* [Material to process]:
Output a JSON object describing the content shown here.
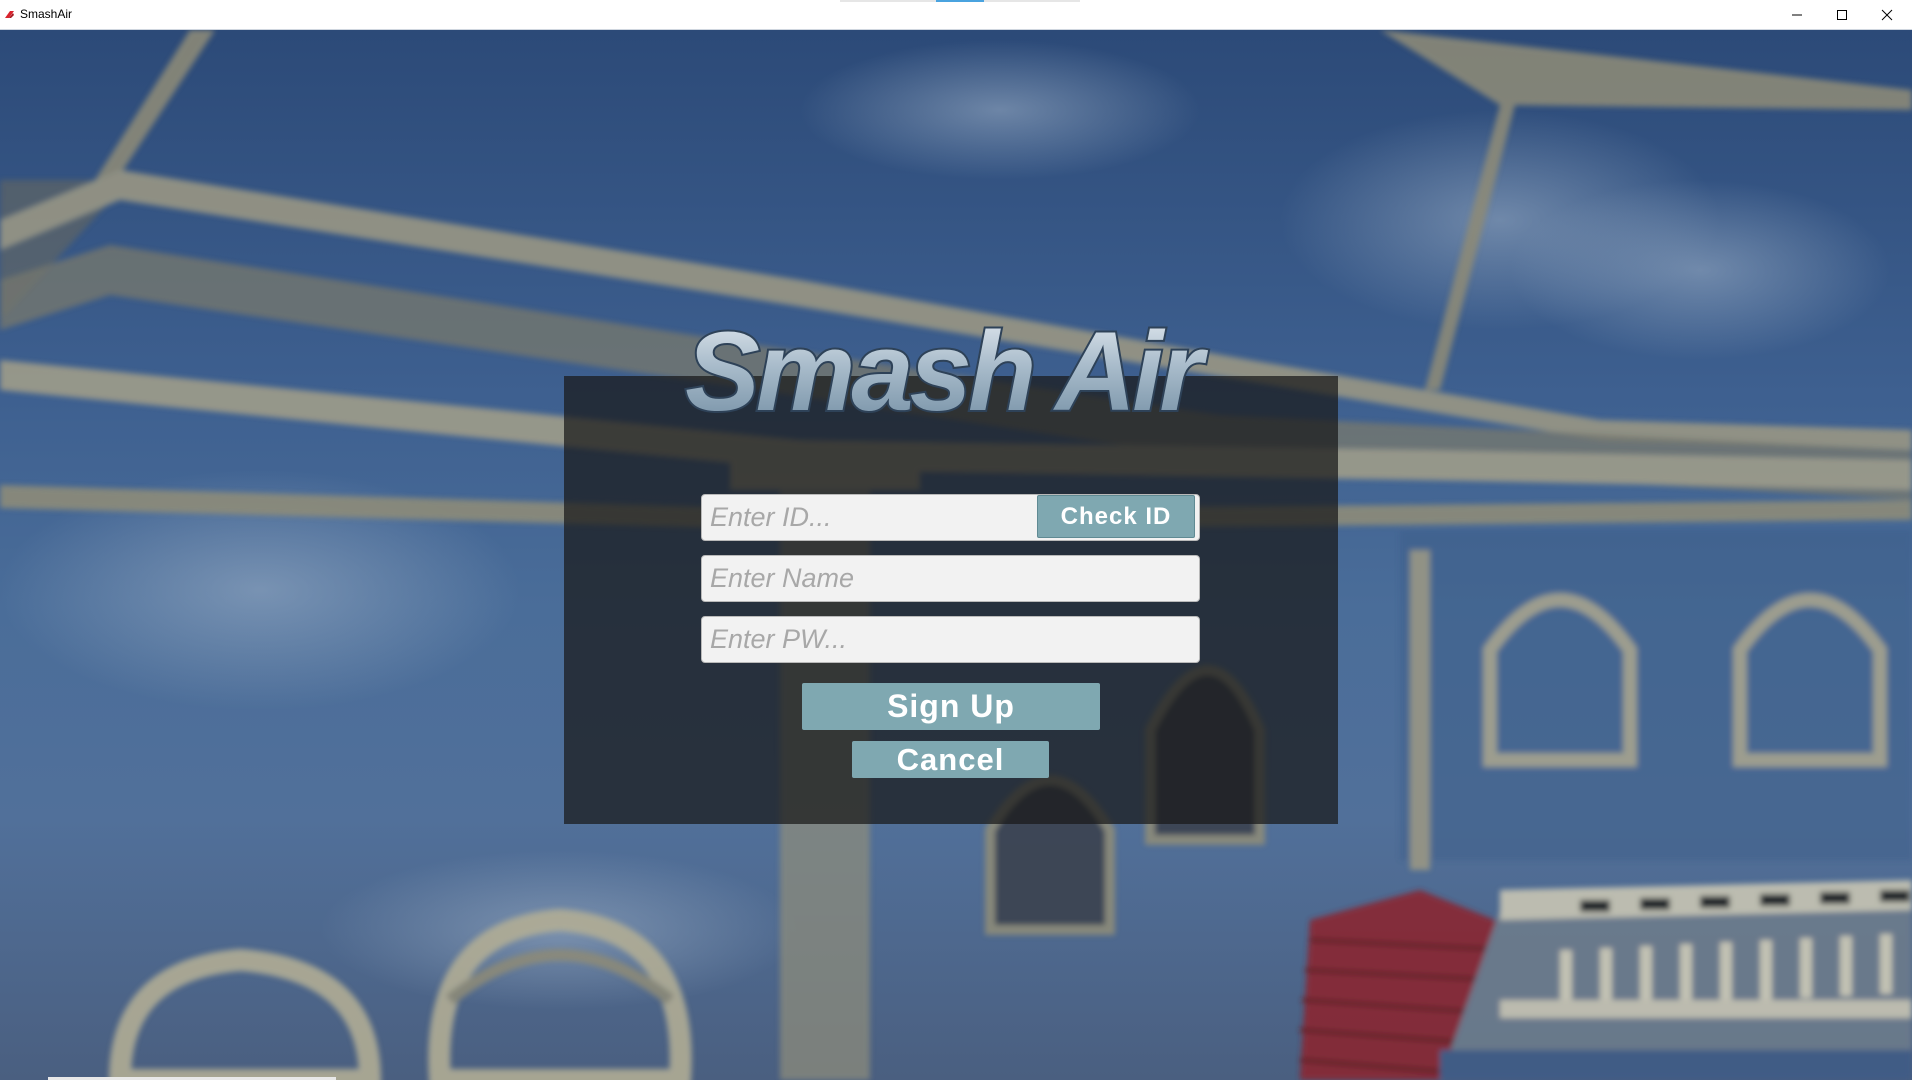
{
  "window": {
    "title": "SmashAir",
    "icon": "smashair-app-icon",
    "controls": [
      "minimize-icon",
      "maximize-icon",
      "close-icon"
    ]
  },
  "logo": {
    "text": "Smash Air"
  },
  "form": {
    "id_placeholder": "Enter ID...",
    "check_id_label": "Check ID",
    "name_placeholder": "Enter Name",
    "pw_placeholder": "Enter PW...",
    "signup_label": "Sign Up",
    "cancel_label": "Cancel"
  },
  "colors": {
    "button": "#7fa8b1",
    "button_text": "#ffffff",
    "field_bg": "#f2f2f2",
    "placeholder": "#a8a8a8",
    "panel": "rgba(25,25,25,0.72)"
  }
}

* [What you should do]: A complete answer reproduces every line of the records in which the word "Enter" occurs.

* [Answer space]:
    "id_placeholder": "Enter ID...",
    "name_placeholder": "Enter Name",
    "pw_placeholder": "Enter PW...",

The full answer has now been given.